# TASK GOAL:
Your answer is a copy of every line in the records where "author" appears.

# PROVIDED INFORMATION:
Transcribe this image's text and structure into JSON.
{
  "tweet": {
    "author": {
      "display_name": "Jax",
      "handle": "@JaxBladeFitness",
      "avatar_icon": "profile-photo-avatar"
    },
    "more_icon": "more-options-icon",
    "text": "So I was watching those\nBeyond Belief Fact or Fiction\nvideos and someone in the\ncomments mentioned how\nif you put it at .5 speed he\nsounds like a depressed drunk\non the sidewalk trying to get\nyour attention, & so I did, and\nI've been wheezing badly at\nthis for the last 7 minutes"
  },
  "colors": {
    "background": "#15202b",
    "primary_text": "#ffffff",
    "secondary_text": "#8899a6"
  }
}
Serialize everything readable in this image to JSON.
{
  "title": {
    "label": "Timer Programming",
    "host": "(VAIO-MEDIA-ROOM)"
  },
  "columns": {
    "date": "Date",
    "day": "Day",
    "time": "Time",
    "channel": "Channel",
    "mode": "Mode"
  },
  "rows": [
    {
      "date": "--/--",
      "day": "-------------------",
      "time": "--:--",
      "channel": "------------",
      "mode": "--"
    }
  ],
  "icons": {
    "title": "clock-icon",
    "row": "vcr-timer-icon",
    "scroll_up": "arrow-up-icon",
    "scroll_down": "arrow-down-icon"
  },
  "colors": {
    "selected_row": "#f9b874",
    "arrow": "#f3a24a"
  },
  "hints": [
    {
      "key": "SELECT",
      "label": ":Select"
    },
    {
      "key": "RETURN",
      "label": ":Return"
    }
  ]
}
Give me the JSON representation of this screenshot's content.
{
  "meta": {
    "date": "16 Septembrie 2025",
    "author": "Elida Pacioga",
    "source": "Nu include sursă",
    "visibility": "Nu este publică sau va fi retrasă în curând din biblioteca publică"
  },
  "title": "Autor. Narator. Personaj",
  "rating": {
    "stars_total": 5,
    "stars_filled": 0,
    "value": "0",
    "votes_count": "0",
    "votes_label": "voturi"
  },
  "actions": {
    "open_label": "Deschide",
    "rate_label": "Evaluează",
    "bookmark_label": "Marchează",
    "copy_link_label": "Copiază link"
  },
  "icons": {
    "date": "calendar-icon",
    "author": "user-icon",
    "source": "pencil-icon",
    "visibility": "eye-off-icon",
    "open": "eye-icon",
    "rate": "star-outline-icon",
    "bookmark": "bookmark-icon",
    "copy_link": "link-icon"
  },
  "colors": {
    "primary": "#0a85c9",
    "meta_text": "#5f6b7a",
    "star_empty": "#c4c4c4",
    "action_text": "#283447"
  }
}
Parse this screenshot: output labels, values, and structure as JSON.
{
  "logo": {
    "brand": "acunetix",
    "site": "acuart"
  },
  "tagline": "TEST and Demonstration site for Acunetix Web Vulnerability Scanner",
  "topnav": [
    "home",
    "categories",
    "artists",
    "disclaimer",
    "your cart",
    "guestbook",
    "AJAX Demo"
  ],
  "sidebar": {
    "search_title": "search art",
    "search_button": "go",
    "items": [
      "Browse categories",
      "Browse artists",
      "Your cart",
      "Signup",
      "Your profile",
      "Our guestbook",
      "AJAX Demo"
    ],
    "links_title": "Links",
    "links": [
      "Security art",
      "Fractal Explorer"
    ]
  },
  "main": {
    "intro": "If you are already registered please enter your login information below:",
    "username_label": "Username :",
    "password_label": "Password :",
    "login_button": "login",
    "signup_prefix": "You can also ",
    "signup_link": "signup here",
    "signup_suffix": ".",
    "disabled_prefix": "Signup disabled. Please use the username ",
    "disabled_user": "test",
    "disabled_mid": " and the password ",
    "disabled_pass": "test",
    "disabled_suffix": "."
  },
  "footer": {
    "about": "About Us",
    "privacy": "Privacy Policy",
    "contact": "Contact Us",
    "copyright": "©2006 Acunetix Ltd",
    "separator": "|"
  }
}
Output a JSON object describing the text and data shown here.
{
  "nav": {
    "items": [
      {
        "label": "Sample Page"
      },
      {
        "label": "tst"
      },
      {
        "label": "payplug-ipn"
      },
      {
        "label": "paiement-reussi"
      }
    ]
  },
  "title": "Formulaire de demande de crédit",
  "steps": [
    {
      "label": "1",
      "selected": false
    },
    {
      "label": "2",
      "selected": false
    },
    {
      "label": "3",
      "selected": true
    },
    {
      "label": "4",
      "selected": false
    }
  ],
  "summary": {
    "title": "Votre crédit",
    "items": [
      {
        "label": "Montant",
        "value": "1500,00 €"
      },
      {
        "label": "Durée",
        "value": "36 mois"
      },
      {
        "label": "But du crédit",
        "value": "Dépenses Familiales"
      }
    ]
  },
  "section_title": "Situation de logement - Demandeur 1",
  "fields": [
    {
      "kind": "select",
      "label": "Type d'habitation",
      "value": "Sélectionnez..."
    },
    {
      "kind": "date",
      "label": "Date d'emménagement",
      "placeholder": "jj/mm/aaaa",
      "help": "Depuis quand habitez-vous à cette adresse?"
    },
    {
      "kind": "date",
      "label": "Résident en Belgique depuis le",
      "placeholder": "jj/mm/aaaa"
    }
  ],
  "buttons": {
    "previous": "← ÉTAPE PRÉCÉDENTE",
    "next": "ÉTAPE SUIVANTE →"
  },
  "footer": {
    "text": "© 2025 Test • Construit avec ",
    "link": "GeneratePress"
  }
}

# YOUR SOLUTION:
    "author": {
    "author": "Elida Pacioga",
    "author": "user-icon",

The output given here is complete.